The Hong Kong Confederation of Trade Unions announced that 96 unions under its leadership will be joining the strike, though in the form of mass sick day requests. Workers’ organisations from such sectors as air travel, rail, public transportation, finance, social services, and more have declared their adherence to the general strike. Many rank-and-file public sector employees, especially government office workers, also showed potential signs of following suit.
The day of the general strike began with the total paralysing of the Hong Kong International Airport, where over 3000 flight attendants, pilots, and ground staff took a sick day, causing more than 250 flights being cancelled instantly. Many subway stations also saw station workers shutting down the station or protesters keeping train doors open in order to disrupt traffic. More than 5 major subway lines have been stopped. Above ground, protesters began installing roadblocks all over the city to disrupt traffic.
At 10am in the morning, Carrie Lam and several high-ranking officials hosted a press conference for the first time after days of evading the public. She reiterated her firm stance against the movement and refused to give any concessions. She also warned that Hong Kong is rapidly approaching a “point of no return.” At the same time, the CCP regime’s Hong Kong and Macau Affairs Office announced that they would hold a second press conference tomorrow afternoon commenting on the situation. Only a few Hong Kong media were invited, and all Taiwanese media were barred from attending.
As the day went on, it was unclear how many more workers outside of transportation and social service sectors actually observed the strike. The planned seven-district rallies (later joined by Disneyland as the eighth rally point) began to take shape. However, some protesters who were enraged by an incident over the weekend, where the police tore off a female protester’s trousers and underwear and dragged her across the street naked, began to throw bricks at the police. The police in turn mobilised to clear all rally points via rubber bullets and teargas.

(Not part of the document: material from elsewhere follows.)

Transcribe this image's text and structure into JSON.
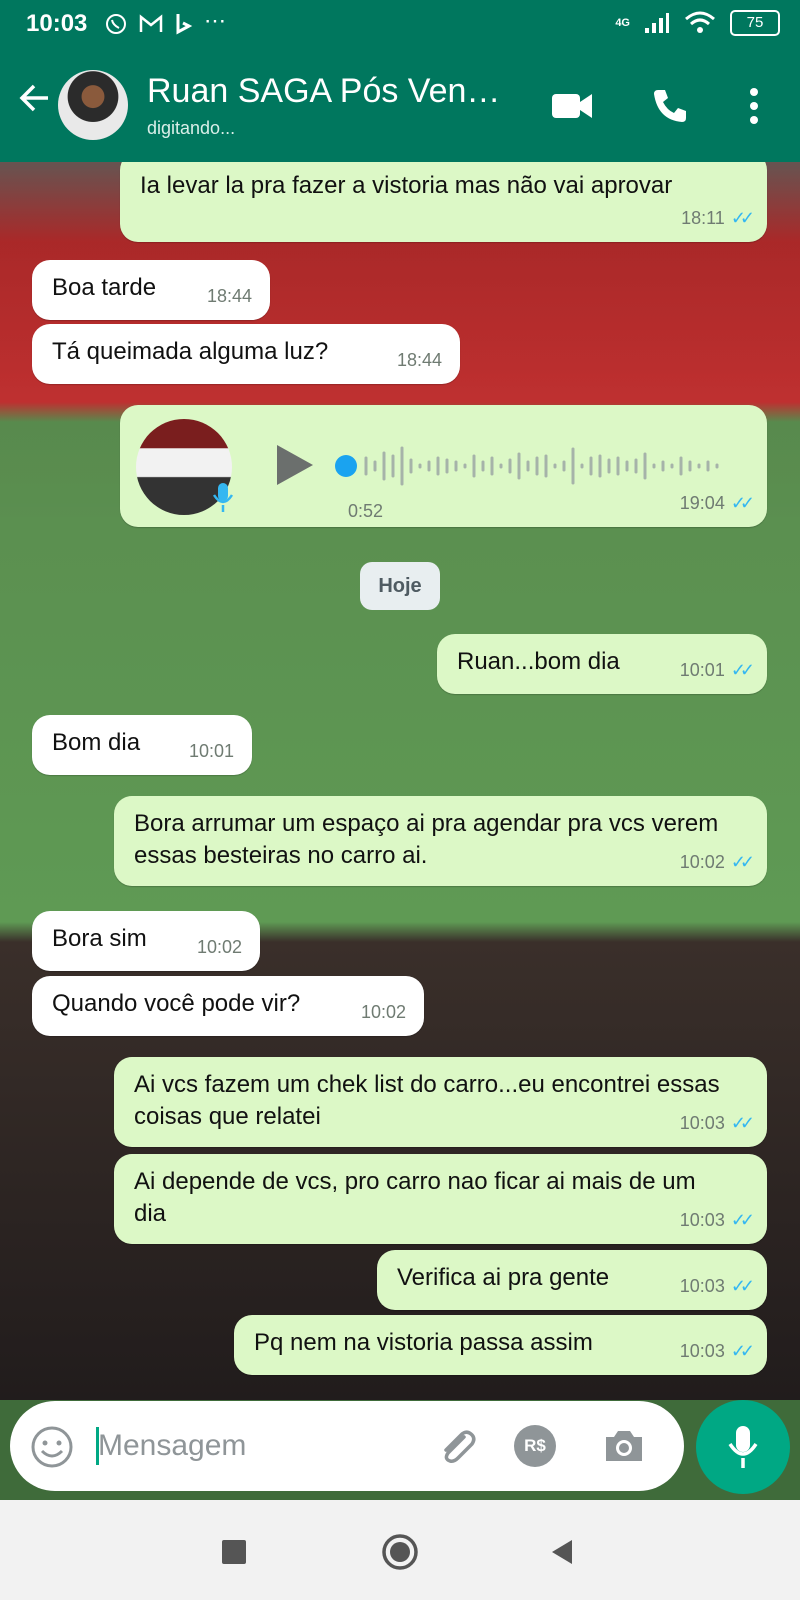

In the evening, white-shirted gang members descended upon many protesters once again with weapons and repeated the savage acts that they perpetrated in Yuen Long weeks earlier. Protesters continue to fight back against the mobsters and the police in the streets.
Hong Kong’s movement is approaching an insurrectionary character. But the labour leadership must actively organise on a socialist programme and appeal to the Chinese working class in order to continue and strengthen this movement.
More reports will follow as the situation develops...